There has been some progress. In 2007, 33 per cent of pregnant women living with HIV in low- and middle-income countries received antiretroviral regimens, including antiretroviral therapy to prevent transmission of the virus to their infants, compared with only 10 per cent in 2004.
Still, far too few pregnant women are aware of their HIV status. In 2007, only 18 per cent of pregnant women in low- and middle-income countries from which data was available received an HIV test.
Advancing the conversation
A podcast discussion, hosted recently by UNICEF to advance the conversation on maternal health, features three panellists: Dr. Mitch Besser, founder and Medical Director of mothers2mothers, an NGO based in South Africa; Nazneen Damji, a UNIFEM programme specialist on gender, HIV and AIDS; and Dr. Ruth Bamela Engo, Chief Executive and co-founder of African Action on AIDS in Cameroon.
The panellists discuss how the lack of support and protection for mothers living with HIV is deeply tied to gender inequality. They also suggest ways to address this critical issue.
This is the second of two podcasts produced by UNICEF on issues in maternal and neonatal health. The first podcast, ‘Delivering on the Frontlines’, focused on maternal health in conflict, post-conflict and emergency situations.
The discussions are recorded at the United Nations Radio studios in New York and distributed online and through UNICEF Radio podcasts. The series is hosted by Amy Costello, a former correspondent for Public Radio International. Ms. Costello is also the moderator for UNICEF’s ‘Beyond School Books’, a podcast series on education in emergencies.
Maternal HIV challenges and solutions
During the latest podcast, Dr. Besser – drawing from his experience working with mothers living with HIV – says it is critical for a newly diagnosed woman to hear that her life isn’t over. If this message comes from other women and mothers living with HIV, he says, “rather than going home desperate, she goes home with some measure of hope.”
HIV-positive women working with mothers2mothers are also heard as empowered voices within their own communities to prevent the spread of the epidemic, says Dr. Besser.
Ms. Damji points out that working with the partners and spouses of mothers is equally important. She provides compelling statistics about the growing number of women who are infected with HIV across the world and attributes these rising numbers to gender inequities.

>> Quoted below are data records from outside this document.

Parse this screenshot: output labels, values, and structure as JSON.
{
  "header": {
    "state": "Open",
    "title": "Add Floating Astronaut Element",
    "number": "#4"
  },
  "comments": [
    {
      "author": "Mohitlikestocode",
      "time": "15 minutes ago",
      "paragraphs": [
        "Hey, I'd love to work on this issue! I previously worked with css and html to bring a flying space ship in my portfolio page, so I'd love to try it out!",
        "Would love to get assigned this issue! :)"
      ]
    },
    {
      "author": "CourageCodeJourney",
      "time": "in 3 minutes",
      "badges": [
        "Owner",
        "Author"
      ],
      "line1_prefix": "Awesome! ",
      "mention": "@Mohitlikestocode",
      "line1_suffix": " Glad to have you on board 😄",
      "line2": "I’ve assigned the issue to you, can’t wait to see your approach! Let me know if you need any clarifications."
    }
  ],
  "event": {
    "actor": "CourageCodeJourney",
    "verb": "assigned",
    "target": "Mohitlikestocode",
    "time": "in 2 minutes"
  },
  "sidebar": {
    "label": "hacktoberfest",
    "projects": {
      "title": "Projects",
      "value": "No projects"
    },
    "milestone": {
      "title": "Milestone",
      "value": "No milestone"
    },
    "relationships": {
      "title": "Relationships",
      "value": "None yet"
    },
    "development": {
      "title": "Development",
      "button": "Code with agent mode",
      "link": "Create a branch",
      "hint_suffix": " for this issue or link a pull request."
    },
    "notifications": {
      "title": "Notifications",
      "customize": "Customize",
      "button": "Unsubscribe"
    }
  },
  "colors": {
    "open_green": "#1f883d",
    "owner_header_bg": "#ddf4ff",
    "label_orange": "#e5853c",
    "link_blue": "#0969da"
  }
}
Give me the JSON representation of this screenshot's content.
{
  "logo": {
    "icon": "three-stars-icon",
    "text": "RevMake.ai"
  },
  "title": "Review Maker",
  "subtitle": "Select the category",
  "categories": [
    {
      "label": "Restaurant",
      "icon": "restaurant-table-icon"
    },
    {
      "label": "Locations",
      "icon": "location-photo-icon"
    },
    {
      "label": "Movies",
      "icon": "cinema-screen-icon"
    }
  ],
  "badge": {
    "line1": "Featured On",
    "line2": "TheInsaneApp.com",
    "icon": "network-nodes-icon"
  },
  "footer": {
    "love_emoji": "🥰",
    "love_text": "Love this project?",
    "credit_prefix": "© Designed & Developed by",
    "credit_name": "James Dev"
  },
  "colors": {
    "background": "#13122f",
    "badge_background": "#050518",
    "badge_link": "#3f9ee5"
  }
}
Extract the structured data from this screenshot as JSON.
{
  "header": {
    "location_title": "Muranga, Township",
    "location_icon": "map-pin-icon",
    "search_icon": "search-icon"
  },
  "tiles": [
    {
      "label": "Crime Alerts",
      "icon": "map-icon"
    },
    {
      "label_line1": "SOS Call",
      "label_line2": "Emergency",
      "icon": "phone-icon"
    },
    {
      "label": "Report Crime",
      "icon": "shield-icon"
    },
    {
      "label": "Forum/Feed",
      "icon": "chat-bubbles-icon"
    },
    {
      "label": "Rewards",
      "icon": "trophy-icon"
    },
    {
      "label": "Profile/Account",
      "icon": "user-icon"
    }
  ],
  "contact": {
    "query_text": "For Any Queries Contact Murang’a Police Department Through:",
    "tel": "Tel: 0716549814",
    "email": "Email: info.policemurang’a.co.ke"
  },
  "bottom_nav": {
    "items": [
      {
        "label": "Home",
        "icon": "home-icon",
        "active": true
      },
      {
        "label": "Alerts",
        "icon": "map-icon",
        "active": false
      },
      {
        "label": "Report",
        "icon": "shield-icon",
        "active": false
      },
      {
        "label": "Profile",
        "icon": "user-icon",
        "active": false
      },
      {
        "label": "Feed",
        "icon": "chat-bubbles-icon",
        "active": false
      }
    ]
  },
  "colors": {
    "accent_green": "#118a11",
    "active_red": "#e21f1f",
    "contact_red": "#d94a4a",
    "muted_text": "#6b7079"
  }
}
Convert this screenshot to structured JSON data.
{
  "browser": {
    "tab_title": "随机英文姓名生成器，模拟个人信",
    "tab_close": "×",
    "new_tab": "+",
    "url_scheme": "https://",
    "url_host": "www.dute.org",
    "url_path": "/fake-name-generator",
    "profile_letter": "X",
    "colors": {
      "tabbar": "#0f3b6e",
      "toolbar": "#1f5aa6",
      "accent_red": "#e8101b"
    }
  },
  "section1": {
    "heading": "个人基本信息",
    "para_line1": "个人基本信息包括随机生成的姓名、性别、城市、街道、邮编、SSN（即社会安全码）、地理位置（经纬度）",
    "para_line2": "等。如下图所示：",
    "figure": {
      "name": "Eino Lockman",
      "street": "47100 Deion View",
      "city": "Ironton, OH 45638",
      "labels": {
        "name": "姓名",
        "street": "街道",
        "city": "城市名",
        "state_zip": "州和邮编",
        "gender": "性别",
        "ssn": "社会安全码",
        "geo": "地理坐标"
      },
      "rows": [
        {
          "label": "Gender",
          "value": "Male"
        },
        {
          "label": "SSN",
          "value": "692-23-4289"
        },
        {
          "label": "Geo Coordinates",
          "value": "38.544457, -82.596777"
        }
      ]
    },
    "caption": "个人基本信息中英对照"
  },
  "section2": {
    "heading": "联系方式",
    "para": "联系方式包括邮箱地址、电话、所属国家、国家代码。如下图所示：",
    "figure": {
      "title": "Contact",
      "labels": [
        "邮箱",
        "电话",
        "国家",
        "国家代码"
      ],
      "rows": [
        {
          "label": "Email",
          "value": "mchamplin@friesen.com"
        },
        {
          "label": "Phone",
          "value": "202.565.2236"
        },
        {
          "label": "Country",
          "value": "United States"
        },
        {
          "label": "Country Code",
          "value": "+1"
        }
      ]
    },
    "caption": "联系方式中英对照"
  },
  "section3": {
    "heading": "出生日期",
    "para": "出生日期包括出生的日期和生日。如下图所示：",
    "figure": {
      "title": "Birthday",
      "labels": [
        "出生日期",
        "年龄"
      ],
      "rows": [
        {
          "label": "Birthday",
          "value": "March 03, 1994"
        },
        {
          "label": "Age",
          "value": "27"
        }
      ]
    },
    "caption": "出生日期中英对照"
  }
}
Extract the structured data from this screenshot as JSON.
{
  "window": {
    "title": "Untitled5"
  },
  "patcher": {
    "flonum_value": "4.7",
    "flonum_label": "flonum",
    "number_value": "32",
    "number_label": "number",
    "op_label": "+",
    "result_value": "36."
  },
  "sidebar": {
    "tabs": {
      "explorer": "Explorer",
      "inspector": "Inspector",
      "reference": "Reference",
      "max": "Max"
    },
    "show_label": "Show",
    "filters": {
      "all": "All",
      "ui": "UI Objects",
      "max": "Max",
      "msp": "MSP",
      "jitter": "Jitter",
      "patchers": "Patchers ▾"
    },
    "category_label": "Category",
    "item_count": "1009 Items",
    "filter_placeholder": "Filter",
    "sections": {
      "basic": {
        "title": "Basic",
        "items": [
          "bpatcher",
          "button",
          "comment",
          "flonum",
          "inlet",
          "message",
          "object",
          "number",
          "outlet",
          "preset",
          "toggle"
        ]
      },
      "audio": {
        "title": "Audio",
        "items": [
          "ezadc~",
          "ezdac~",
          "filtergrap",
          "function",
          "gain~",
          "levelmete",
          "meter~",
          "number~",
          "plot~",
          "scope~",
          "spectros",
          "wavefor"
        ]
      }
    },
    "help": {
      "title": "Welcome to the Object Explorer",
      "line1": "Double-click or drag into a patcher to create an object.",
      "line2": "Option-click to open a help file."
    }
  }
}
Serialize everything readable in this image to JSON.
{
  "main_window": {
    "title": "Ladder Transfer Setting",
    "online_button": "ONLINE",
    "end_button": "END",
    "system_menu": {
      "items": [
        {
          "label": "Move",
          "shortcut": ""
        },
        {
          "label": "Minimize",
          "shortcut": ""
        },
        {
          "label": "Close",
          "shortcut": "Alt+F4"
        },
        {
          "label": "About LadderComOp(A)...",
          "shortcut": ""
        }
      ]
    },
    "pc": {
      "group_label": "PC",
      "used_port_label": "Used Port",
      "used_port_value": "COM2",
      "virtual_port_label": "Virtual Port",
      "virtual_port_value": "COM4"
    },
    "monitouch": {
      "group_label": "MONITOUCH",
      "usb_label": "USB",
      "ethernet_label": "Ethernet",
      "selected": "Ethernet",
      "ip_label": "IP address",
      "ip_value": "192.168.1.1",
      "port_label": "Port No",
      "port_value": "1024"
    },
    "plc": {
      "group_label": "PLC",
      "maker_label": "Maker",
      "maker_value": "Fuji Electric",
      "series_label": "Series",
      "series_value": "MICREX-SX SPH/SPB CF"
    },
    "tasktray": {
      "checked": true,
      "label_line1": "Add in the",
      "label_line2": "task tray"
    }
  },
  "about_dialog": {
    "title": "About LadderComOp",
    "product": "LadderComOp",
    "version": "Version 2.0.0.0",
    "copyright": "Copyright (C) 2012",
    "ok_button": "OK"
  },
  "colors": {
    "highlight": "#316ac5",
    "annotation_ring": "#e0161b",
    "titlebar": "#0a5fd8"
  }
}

Dr. Engo describes how women living with HIV also tend to internalize the stigma they encounter in society, and she stresses the urgent need to address this. All three panellists emphasize the importance of economic independence for women living with HIV and the immense role that education can play in prevention initiatives.
World AIDS Day is 1 December – the day when individuals and organizations around the world come together to bring attention to the global AIDS epidemic. This year marks the 20th anniversary of World AIDS Day, and UNICEF will mark the occasion by releasing ‘Children and AIDS: Third Stocktaking Report 2008’. Please visit the publications page to see the report on 1 December.
Dr. Mitch Besser, Nazneen Damji, Dr. Ruth Bamela Engo and moderator Amy Costello discuss support and protection for mothers living with HIV.
Delivering on the front lines: Maternal health in conflict, post-conflict and emergency situations
Consultation on maternal and child health inequities held in New York
‘Women Deliver’ conference set to spur global action on maternal mortality
The following external links open in a new window: